9 sectors hold 70pc bad loans
Around 70 per cent of default loans in the banking sector is concentrated in nine sectors of the economy as many borrowers are finding it difficult to pay instalments for the dragging economic slowdown while willful defaulters are also a major factor.
The nine sectors are ship-building and ship-breaking, small and medium enterprises, leather, trade, textile, readymade garment, transport, credit card, and non-bank financial institutions (NBFIs).
Non-performing loans in the sectors stood at Tk 71,030 crore in December out of a total default loan of Tk 101,935 crore, according to the Financial Stability Report released by the Bangladesh Bank on Monday.
The business slowdown stemming from the coronavirus pandemic along with the ongoing economic crisis has hurt the borrowers in the nine sectors. In addition, banks also gave out loans without following corporate governance, pushing up NPLs.
As of December, banks disbursed funds to the tune of Tk 20,236 crore to the ship-building and ship-breaking industry. Of the sum, 18.87 per cent has turned bad.
Banks gave out loans generously to the ship-building and ship-breaking industry in 2005-2006 as local yards won eye-catching export orders, according to Syed Mahbubur Rahman, managing director of Mutual Trust Bank.
Existing companies pumped hundreds of crores of taka into expanding their footprint. New shipbuilders also sprang up. But it received a major blow after the financial crisis of 2007-08 hit hard the developed economies, bringing the industry to its knees and forcing many buyers to cancel orders.
As a result, borrowers in the segment have been unable to repay the loans.
Although the BB has relaxed rules on loan repayment from time to time for the shipbuilding sector, it has not turned around yet.
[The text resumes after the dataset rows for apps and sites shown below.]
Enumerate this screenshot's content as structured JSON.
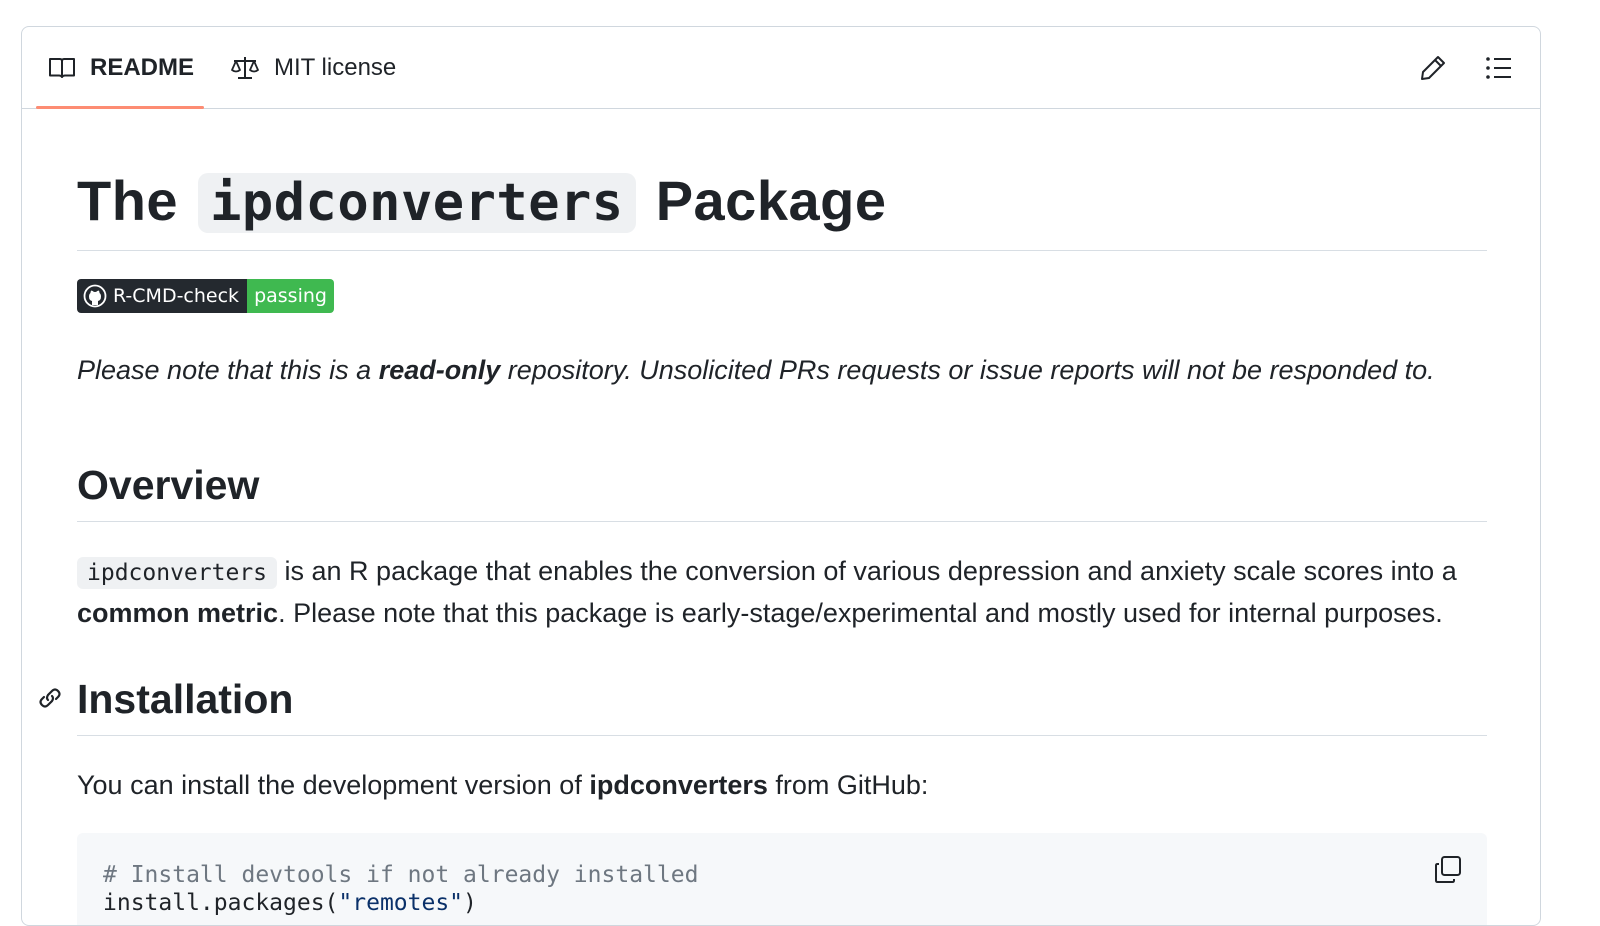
{
  "tabs": {
    "readme_label": "README",
    "license_label": "MIT license",
    "active": "README"
  },
  "icons": {
    "readme": "book-icon",
    "license": "law-scale-icon",
    "edit": "pencil-icon",
    "outline": "list-unordered-icon",
    "anchor": "link-icon",
    "copy": "copy-icon",
    "badge_logo": "github-icon"
  },
  "title": {
    "prefix": "The",
    "code": "ipdconverters",
    "suffix": "Package"
  },
  "badge": {
    "label": "R-CMD-check",
    "status": "passing",
    "label_color": "#24292f",
    "status_color": "#3fb950"
  },
  "note": {
    "before": "Please note that this is a ",
    "bold": "read-only",
    "after": " repository. Unsolicited PRs requests or issue reports will not be responded to."
  },
  "overview": {
    "heading": "Overview",
    "code": "ipdconverters",
    "text1": " is an R package that enables the conversion of various depression and anxiety scale scores into a ",
    "bold": "common metric",
    "text2": ". Please note that this package is early-stage/experimental and mostly used for internal purposes."
  },
  "installation": {
    "heading": "Installation",
    "text1": "You can install the development version of ",
    "bold": "ipdconverters",
    "text2": " from GitHub:",
    "code_line1": "# Install devtools if not already installed",
    "code_line2_func": "install.packages(",
    "code_line2_str": "\"remotes\"",
    "code_line2_end": ")"
  },
  "colors": {
    "accent_underline": "#fd8c73",
    "border": "#d0d7de",
    "code_bg": "#f6f8fa"
  }
}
The export of ships, boats and floating structures was only $0.24 million in the last fiscal year, the lowest in a decade, data from the Export Promotion Bureau showed.
The shipbreaking industry is also not doing well.
Just 45 of the 158 shipbreaking yards in Chattogram are currently operational. Many shipbreaking yards are suffering losses this year as they had to count high costs for the hike in US dollar prices amid the depreciation of the taka.
Emranul Huq, managing director of Dhaka Bank, says willful defaulters have mainly brought woes for the ship-breaking sector, the second-largest in the world after India in 2022.
Meanwhile, the cost of scrap vessels escalated in the global market, creating a major problem for the local yards.
In December, the default loans in the SME sector accounted for 13.14 per cent of the total funds disbursed by banks.
"Businesses in the sector usually face various challenges. The coronavirus pandemic has compounded those challenges," said Rahman.
"So, some banks are slowing down the disbursement of the loans going to the sector."
Of the Tk 255,943 crore extended to the trade and commerce sector as loans, 10.84 per cent have become bad.
Banks extended credit support, also known as commercial loans, to traders to meet the financing requirement for their day-to-day operations and facilitate imports.
Rahman says the price fluctuation in the global market has created a difficult condition for businesses, the key reason for the concentration of default loans in the sector.
Credit card users were responsible for 7.77 per cent of the credit extended by banks going sour. Credit card loans totalled Tk 7,078 crore.
A BB official says that many credit card holders are struggling to survive amid the cost-of-living crisis, driven by higher consumer prices.
Like in most countries, inflation has been rising for months in Bangladesh for a record surge in import bills, piling up pressures on consumers.
"The existing economic stress has seen the living standard deteriorate. And many cardholders are unable to repay loans on time," said the central banker.
Some non-bank financial institutions have also failed to repay loans to banks.
Some 7.39 per cent of the total loans of Tk 7,297 crore given by banks to NBFIs have turned into bad debts.
A good number of NBFIs have faced a wide range of scams in recent years and their loans to borrowers have turned into NPLs. So, their strength to repay depositors, which include banks, has eroded significantly.
Another major reason behind the concentration of default loans in the nine sectors is the tendency among many lenders to breach rules while disbursing credits.
Of the Tk 12,18,850 crore loans in the entire banking sector, the overall ratio of default loans stood at 8.36 per cent in December.